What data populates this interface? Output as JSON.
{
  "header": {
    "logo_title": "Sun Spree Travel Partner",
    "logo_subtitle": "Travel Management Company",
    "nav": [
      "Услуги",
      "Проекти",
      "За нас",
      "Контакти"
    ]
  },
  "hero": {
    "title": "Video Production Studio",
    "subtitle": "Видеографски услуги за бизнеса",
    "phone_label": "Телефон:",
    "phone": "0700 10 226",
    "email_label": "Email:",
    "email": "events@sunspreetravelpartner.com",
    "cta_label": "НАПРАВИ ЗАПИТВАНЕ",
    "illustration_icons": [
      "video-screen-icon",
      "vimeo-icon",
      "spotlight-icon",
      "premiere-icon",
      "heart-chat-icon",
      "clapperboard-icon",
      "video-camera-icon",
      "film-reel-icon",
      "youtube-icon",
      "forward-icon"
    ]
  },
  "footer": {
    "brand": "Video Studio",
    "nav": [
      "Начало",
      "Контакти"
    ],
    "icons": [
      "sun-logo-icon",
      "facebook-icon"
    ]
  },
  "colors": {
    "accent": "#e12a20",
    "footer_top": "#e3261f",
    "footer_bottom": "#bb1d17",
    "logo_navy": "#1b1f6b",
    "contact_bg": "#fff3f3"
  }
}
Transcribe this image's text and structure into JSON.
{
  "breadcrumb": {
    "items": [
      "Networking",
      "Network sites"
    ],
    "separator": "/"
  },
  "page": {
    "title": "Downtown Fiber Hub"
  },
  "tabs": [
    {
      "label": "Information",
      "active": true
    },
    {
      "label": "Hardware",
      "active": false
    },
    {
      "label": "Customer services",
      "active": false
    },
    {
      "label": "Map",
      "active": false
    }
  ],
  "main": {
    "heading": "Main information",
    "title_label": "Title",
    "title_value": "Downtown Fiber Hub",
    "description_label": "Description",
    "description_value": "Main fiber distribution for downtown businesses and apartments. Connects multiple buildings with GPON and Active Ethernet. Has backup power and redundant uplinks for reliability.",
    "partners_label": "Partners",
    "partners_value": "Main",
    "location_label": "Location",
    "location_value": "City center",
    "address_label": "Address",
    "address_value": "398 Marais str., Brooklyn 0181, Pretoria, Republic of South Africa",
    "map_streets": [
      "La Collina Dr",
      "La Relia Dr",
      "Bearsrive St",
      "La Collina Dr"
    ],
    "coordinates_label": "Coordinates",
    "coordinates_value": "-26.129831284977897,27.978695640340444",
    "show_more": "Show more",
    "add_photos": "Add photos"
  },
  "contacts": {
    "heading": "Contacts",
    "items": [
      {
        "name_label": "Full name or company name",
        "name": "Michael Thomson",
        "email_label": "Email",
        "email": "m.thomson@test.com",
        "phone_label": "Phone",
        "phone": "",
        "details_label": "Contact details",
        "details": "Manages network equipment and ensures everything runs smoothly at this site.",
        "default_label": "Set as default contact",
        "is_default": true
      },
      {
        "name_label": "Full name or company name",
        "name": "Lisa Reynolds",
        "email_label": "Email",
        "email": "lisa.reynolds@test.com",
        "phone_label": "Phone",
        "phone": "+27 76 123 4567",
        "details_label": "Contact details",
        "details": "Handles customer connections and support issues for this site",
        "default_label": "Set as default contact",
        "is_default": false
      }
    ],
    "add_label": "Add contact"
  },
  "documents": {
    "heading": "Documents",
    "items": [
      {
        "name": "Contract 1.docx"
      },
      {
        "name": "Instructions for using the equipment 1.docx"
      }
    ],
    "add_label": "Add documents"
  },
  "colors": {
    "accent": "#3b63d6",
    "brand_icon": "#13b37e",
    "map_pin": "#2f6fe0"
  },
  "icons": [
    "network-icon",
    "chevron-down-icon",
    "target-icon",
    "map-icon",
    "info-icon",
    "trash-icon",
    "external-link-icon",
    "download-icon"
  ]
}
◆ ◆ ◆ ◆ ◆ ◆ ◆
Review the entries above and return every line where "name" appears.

        "name_label": "Full name or company name",
        "name": "Michael Thomson",
        "name_label": "Full name or company name",
        "name": "Lisa Reynolds",
        "name": "Contract 1.docx"
        "name": "Instructions for using the equipment 1.docx"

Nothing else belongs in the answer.